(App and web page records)
========================================

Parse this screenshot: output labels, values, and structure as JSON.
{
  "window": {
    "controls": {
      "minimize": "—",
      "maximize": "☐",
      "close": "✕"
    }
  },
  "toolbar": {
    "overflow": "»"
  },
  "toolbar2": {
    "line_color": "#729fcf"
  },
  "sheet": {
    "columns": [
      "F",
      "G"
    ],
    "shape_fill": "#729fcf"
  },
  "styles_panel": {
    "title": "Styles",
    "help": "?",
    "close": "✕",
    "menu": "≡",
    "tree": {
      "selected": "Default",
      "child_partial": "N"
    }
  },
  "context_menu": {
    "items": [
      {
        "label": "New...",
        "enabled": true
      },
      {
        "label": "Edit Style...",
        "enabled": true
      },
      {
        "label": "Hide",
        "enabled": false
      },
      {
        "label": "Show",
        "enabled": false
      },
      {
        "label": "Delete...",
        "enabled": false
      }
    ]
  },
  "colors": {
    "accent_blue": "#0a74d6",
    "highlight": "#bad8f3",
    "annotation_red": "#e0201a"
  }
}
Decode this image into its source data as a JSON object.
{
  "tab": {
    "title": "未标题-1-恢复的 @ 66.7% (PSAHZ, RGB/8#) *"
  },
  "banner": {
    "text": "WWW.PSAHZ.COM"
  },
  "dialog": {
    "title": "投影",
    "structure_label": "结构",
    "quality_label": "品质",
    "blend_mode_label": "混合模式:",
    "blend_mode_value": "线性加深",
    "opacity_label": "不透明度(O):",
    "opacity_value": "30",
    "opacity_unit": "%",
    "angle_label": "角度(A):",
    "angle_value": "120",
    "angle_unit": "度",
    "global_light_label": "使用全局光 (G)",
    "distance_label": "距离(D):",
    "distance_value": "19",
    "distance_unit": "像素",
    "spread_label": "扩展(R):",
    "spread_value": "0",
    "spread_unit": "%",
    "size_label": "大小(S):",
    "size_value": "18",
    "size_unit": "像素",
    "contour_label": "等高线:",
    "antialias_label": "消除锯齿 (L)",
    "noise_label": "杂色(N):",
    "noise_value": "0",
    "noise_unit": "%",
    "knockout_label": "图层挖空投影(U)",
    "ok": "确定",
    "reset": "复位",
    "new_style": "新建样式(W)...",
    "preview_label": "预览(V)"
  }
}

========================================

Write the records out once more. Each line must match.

Parse this screenshot: output labels, values, and structure as JSON.
{
  "window": {
    "controls": {
      "minimize": "—",
      "maximize": "☐",
      "close": "✕"
    }
  },
  "toolbar": {
    "overflow": "»"
  },
  "toolbar2": {
    "line_color": "#729fcf"
  },
  "sheet": {
    "columns": [
      "F",
      "G"
    ],
    "shape_fill": "#729fcf"
  },
  "styles_panel": {
    "title": "Styles",
    "help": "?",
    "close": "✕",
    "menu": "≡",
    "tree": {
      "selected": "Default",
      "child_partial": "N"
    }
  },
  "context_menu": {
    "items": [
      {
        "label": "New...",
        "enabled": true
      },
      {
        "label": "Edit Style...",
        "enabled": true
      },
      {
        "label": "Hide",
        "enabled": false
      },
      {
        "label": "Show",
        "enabled": false
      },
      {
        "label": "Delete...",
        "enabled": false
      }
    ]
  },
  "colors": {
    "accent_blue": "#0a74d6",
    "highlight": "#bad8f3",
    "annotation_red": "#e0201a"
  }
}
Decode this image into its source data as a JSON object.
{
  "tab": {
    "title": "未标题-1-恢复的 @ 66.7% (PSAHZ, RGB/8#) *"
  },
  "banner": {
    "text": "WWW.PSAHZ.COM"
  },
  "dialog": {
    "title": "投影",
    "structure_label": "结构",
    "quality_label": "品质",
    "blend_mode_label": "混合模式:",
    "blend_mode_value": "线性加深",
    "opacity_label": "不透明度(O):",
    "opacity_value": "30",
    "opacity_unit": "%",
    "angle_label": "角度(A):",
    "angle_value": "120",
    "angle_unit": "度",
    "global_light_label": "使用全局光 (G)",
    "distance_label": "距离(D):",
    "distance_value": "19",
    "distance_unit": "像素",
    "spread_label": "扩展(R):",
    "spread_value": "0",
    "spread_unit": "%",
    "size_label": "大小(S):",
    "size_value": "18",
    "size_unit": "像素",
    "contour_label": "等高线:",
    "antialias_label": "消除锯齿 (L)",
    "noise_label": "杂色(N):",
    "noise_value": "0",
    "noise_unit": "%",
    "knockout_label": "图层挖空投影(U)",
    "ok": "确定",
    "reset": "复位",
    "new_style": "新建样式(W)...",
    "preview_label": "预览(V)"
  }
}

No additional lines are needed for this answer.